Disturbing scenes of the evictions can be seen here.
The families being evicted were from a non-tribal Muslim community, which had been established at the edge of the National Park for decades. This area is due to be added as an extension to the park. The Guwahati High Court ordered the eviction, in October 2015, citing the needs of wildlife and stating: "There should be no human habitation.”
No compensation had been given before the eviction, nor were the families provided with any alternative shelter. The state government has promised to provide compensation within 40 days, but many are skeptical that this will ever materialize. They question why it’s being offered after the eviction rather than before.
Rafiq Ali, a community leader in Banderdubi village said: “We have been residing in this area for decades, and all of a sudden the government told us to vacate… The security forces fired at us.”
Tribal peoples in the area face arrest and beatings, torture and even death. A number of Indigenous and tribal villages have also been given eviction orders by the same court. More than 600 tribal families in these villages fear that such brutal methods will also be used against them. No date has yet been set for these evictions, but a local contact told Survival: “Everyone is very frightened.”
Many of the people living in these villages have already been evicted from the park before, some multiple times as the park boundaries have expanded. Once again they find their home has been declared part of a protected area and told they have no choice but to leave. This violates Indian and international law, which clearly state that tribal peoples can only be relocated from their land with their free and informed consent.
The big conservation organizations are guilty of supporting this. They never speak out against evictions. The World Wildlife Fund (WWF) even offers commercial tours of the park.
One of the villages facing eviction is home to Akash Orang, a seven-year old boy who was shot in the legs by a forest guard in July. He remains in a serious condition in hospital despite forest department assurances that they would take care of his treatment.
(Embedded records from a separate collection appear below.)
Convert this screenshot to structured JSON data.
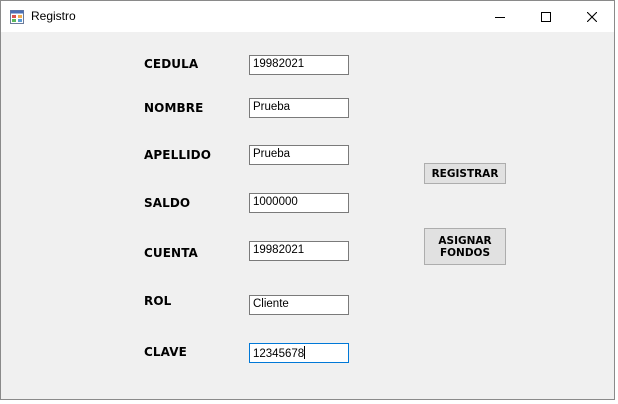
{
  "window": {
    "title": "Registro",
    "icons": {
      "app": "form-app-icon",
      "minimize": "minimize-icon",
      "maximize": "maximize-icon",
      "close": "close-icon"
    }
  },
  "form": {
    "fields": [
      {
        "label": "CEDULA",
        "value": "19982021"
      },
      {
        "label": "NOMBRE",
        "value": "Prueba"
      },
      {
        "label": "APELLIDO",
        "value": "Prueba"
      },
      {
        "label": "SALDO",
        "value": "1000000"
      },
      {
        "label": "CUENTA",
        "value": "19982021"
      },
      {
        "label": "ROL",
        "value": "Cliente"
      },
      {
        "label": "CLAVE",
        "value": "12345678"
      }
    ]
  },
  "buttons": {
    "registrar": "REGISTRAR",
    "asignar_line1": "ASIGNAR",
    "asignar_line2": "FONDOS"
  },
  "colors": {
    "background": "#f0f0f0",
    "focus_border": "#0078d7",
    "button_face": "#e1e1e1"
  }
}
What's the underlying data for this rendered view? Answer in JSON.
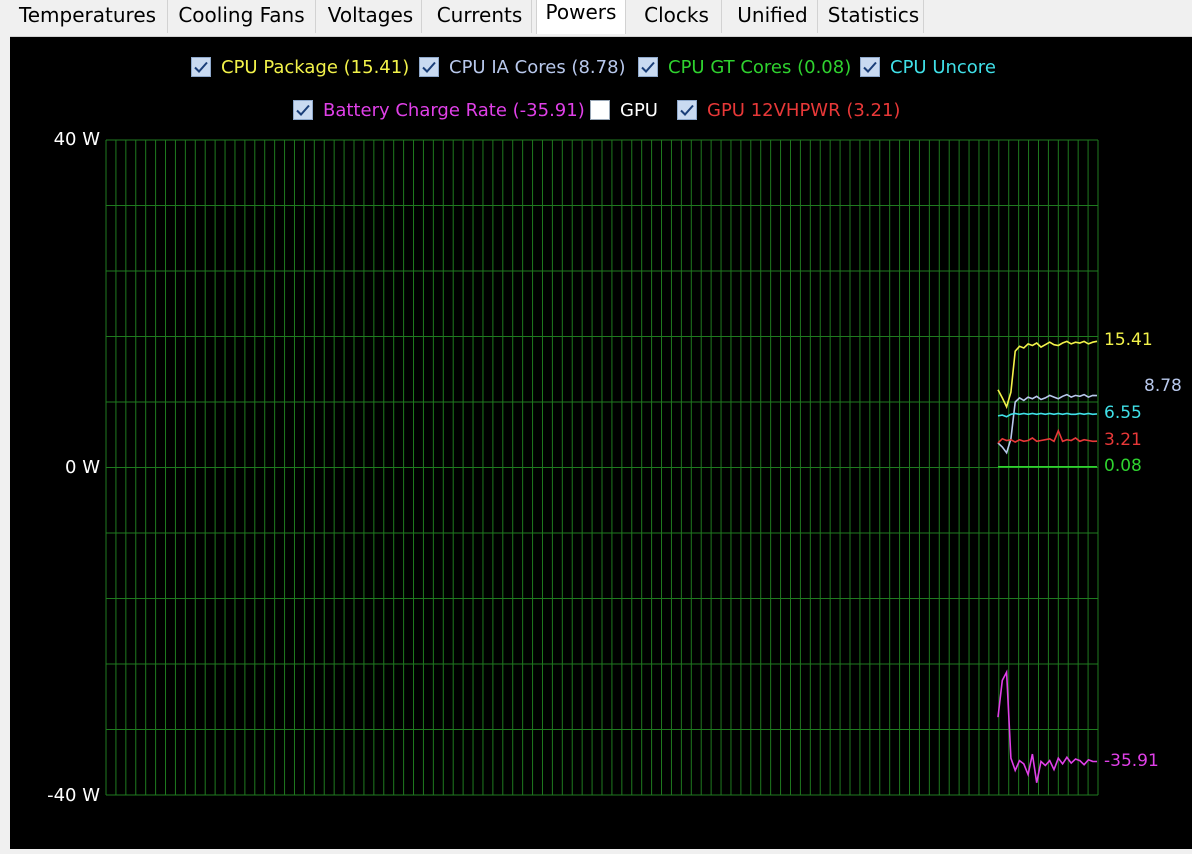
{
  "tabs": [
    {
      "label": "Temperatures",
      "active": false
    },
    {
      "label": "Cooling Fans",
      "active": false
    },
    {
      "label": "Voltages",
      "active": false
    },
    {
      "label": "Currents",
      "active": false
    },
    {
      "label": "Powers",
      "active": true
    },
    {
      "label": "Clocks",
      "active": false
    },
    {
      "label": "Unified",
      "active": false
    },
    {
      "label": "Statistics",
      "active": false
    }
  ],
  "legend": [
    {
      "label": "CPU Package (15.41)",
      "checked": true,
      "color": "#f2f24a"
    },
    {
      "label": "CPU IA Cores (8.78)",
      "checked": true,
      "color": "#b8c8ec"
    },
    {
      "label": "CPU GT Cores (0.08)",
      "checked": true,
      "color": "#2fd22f"
    },
    {
      "label": "CPU Uncore",
      "checked": true,
      "color": "#40e0e8"
    },
    {
      "label": "Battery Charge Rate (-35.91)",
      "checked": true,
      "color": "#e040e8"
    },
    {
      "label": "GPU",
      "checked": false,
      "color": "#ffffff"
    },
    {
      "label": "GPU 12VHPWR (3.21)",
      "checked": true,
      "color": "#e83838"
    }
  ],
  "chart_data": {
    "type": "line",
    "ylim": [
      -40,
      40
    ],
    "yticks": [
      "40 W",
      "0 W",
      "-40 W"
    ],
    "grid": true,
    "grid_color": "#1f7a1f",
    "series": [
      {
        "name": "CPU Package",
        "current_label": "15.41",
        "color": "#f2f24a",
        "values": [
          9.5,
          8.5,
          7.4,
          9.2,
          14.2,
          14.8,
          14.6,
          15.1,
          14.9,
          15.2,
          14.7,
          15.0,
          15.3,
          15.0,
          14.9,
          15.2,
          15.4,
          15.1,
          15.3,
          15.2,
          15.4,
          15.1,
          15.3,
          15.41
        ]
      },
      {
        "name": "CPU IA Cores",
        "current_label": "8.78",
        "color": "#b8c8ec",
        "values": [
          3.0,
          2.5,
          1.8,
          3.5,
          8.0,
          8.5,
          8.2,
          8.6,
          8.4,
          8.7,
          8.3,
          8.5,
          8.8,
          8.6,
          8.4,
          8.7,
          8.9,
          8.6,
          8.8,
          8.7,
          8.9,
          8.6,
          8.8,
          8.78
        ]
      },
      {
        "name": "CPU Uncore",
        "current_label": "6.55",
        "color": "#40e0e8",
        "values": [
          6.3,
          6.4,
          6.2,
          6.5,
          6.6,
          6.5,
          6.6,
          6.5,
          6.6,
          6.5,
          6.6,
          6.5,
          6.6,
          6.5,
          6.6,
          6.5,
          6.6,
          6.5,
          6.5,
          6.6,
          6.5,
          6.6,
          6.5,
          6.55
        ]
      },
      {
        "name": "GPU 12VHPWR",
        "current_label": "3.21",
        "color": "#e83838",
        "values": [
          3.0,
          3.5,
          3.3,
          3.4,
          3.1,
          3.4,
          3.2,
          3.3,
          3.6,
          3.2,
          3.3,
          3.4,
          3.5,
          3.2,
          4.5,
          3.2,
          3.4,
          3.3,
          3.6,
          3.2,
          3.4,
          3.3,
          3.2,
          3.21
        ]
      },
      {
        "name": "CPU GT Cores",
        "current_label": "0.08",
        "color": "#2fd22f",
        "values": [
          0.08,
          0.08,
          0.08,
          0.08,
          0.08,
          0.08,
          0.08,
          0.08,
          0.08,
          0.08,
          0.08,
          0.08,
          0.08,
          0.08,
          0.08,
          0.08,
          0.08,
          0.08,
          0.08,
          0.08,
          0.08,
          0.08,
          0.08,
          0.08
        ]
      },
      {
        "name": "Battery Charge Rate",
        "current_label": "-35.91",
        "color": "#e040e8",
        "values": [
          -30.5,
          -26.0,
          -25.0,
          -35.5,
          -37.0,
          -35.8,
          -36.2,
          -37.5,
          -35.0,
          -38.5,
          -35.9,
          -36.4,
          -35.8,
          -36.9,
          -35.5,
          -36.2,
          -35.4,
          -36.1,
          -35.6,
          -35.8,
          -36.3,
          -35.7,
          -35.9,
          -35.91
        ]
      }
    ]
  }
}
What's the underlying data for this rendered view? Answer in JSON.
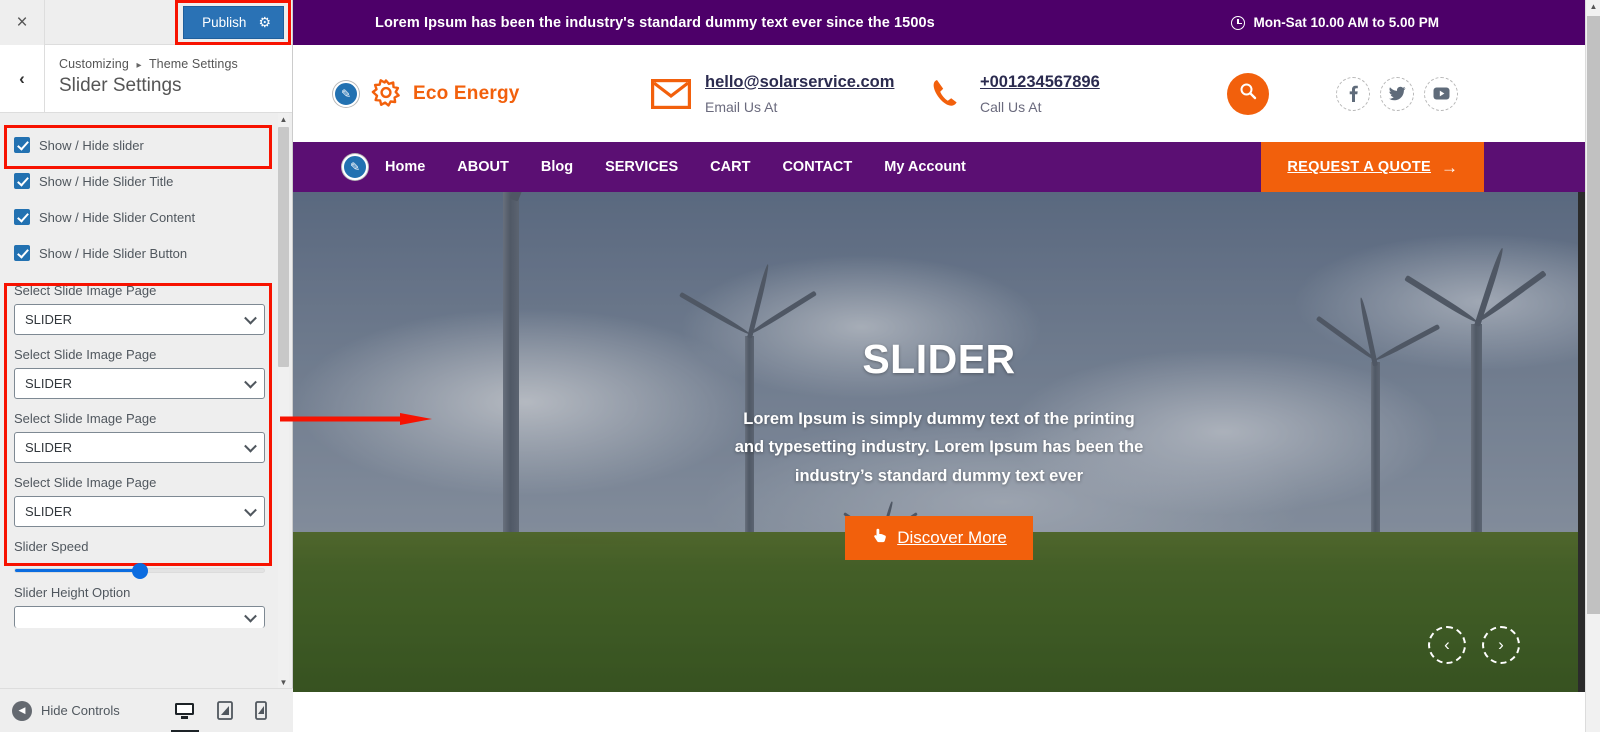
{
  "customizer": {
    "close_label": "×",
    "publish_label": "Publish",
    "gear_icon": "gear-icon",
    "back_label": "‹",
    "breadcrumb_root": "Customizing",
    "breadcrumb_sep": "▸",
    "breadcrumb_parent": "Theme Settings",
    "panel_title": "Slider Settings",
    "checkboxes": [
      {
        "label": "Show / Hide slider",
        "checked": true,
        "highlighted": true
      },
      {
        "label": "Show / Hide Slider Title",
        "checked": true,
        "highlighted": false
      },
      {
        "label": "Show / Hide Slider Content",
        "checked": true,
        "highlighted": false
      },
      {
        "label": "Show / Hide Slider Button",
        "checked": true,
        "highlighted": false
      }
    ],
    "selects": [
      {
        "label": "Select Slide Image Page",
        "value": "SLIDER"
      },
      {
        "label": "Select Slide Image Page",
        "value": "SLIDER"
      },
      {
        "label": "Select Slide Image Page",
        "value": "SLIDER"
      },
      {
        "label": "Select Slide Image Page",
        "value": "SLIDER"
      }
    ],
    "slider_speed": {
      "label": "Slider Speed",
      "percent": 50
    },
    "slider_height": {
      "label": "Slider Height Option"
    },
    "footer": {
      "hide_controls_label": "Hide Controls",
      "devices": [
        "desktop-icon",
        "tablet-icon",
        "mobile-icon"
      ],
      "active_device": "desktop-icon"
    },
    "highlight_color": "#f71200",
    "publish_bg": "#2a72b5"
  },
  "preview": {
    "topbar": {
      "message": "Lorem Ipsum has been the industry's standard dummy text ever since the 1500s",
      "hours": "Mon-Sat 10.00 AM to 5.00 PM",
      "clock_icon": "clock-icon",
      "bg": "#4d0069"
    },
    "header": {
      "brand_name": "Eco Energy",
      "brand_icon": "sun-icon",
      "edit_icon": "edit-pencil-icon",
      "email": {
        "icon": "envelope-icon",
        "value": "hello@solarservice.com",
        "caption": "Email Us At"
      },
      "phone": {
        "icon": "phone-icon",
        "value": "+001234567896",
        "caption": "Call Us At"
      },
      "search_icon": "search-icon",
      "socials": [
        {
          "name": "facebook-icon",
          "glyph": "f"
        },
        {
          "name": "twitter-icon",
          "glyph": "🐦"
        },
        {
          "name": "youtube-icon",
          "glyph": "▶"
        }
      ],
      "accent": "#f2600c"
    },
    "nav": {
      "bg": "#5b0f73",
      "edit_icon": "edit-pencil-icon",
      "items": [
        "Home",
        "ABOUT",
        "Blog",
        "SERVICES",
        "CART",
        "CONTACT",
        "My Account"
      ],
      "quote_label": "REQUEST A QUOTE",
      "quote_arrow": "→"
    },
    "slide": {
      "title": "SLIDER",
      "text": "Lorem Ipsum is simply dummy text of the printing and typesetting industry. Lorem Ipsum has been the industry’s standard dummy text ever",
      "button_label": "Discover More",
      "button_icon": "hand-pointer-icon",
      "prev_arrow": "‹",
      "next_arrow": "›"
    }
  }
}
Survival International is campaigning against forced evictions from tiger reserves across India and against the militarization of conservation, including the shoot on sight policy in operation in Kaziranga. Tribal peoples are the best conservationists and guardians of the natural world. They should be at the forefront of the environmental movement, helping to protect against poaching. Instead they are being evicted and excluded, which is destroying lives and harming conservation.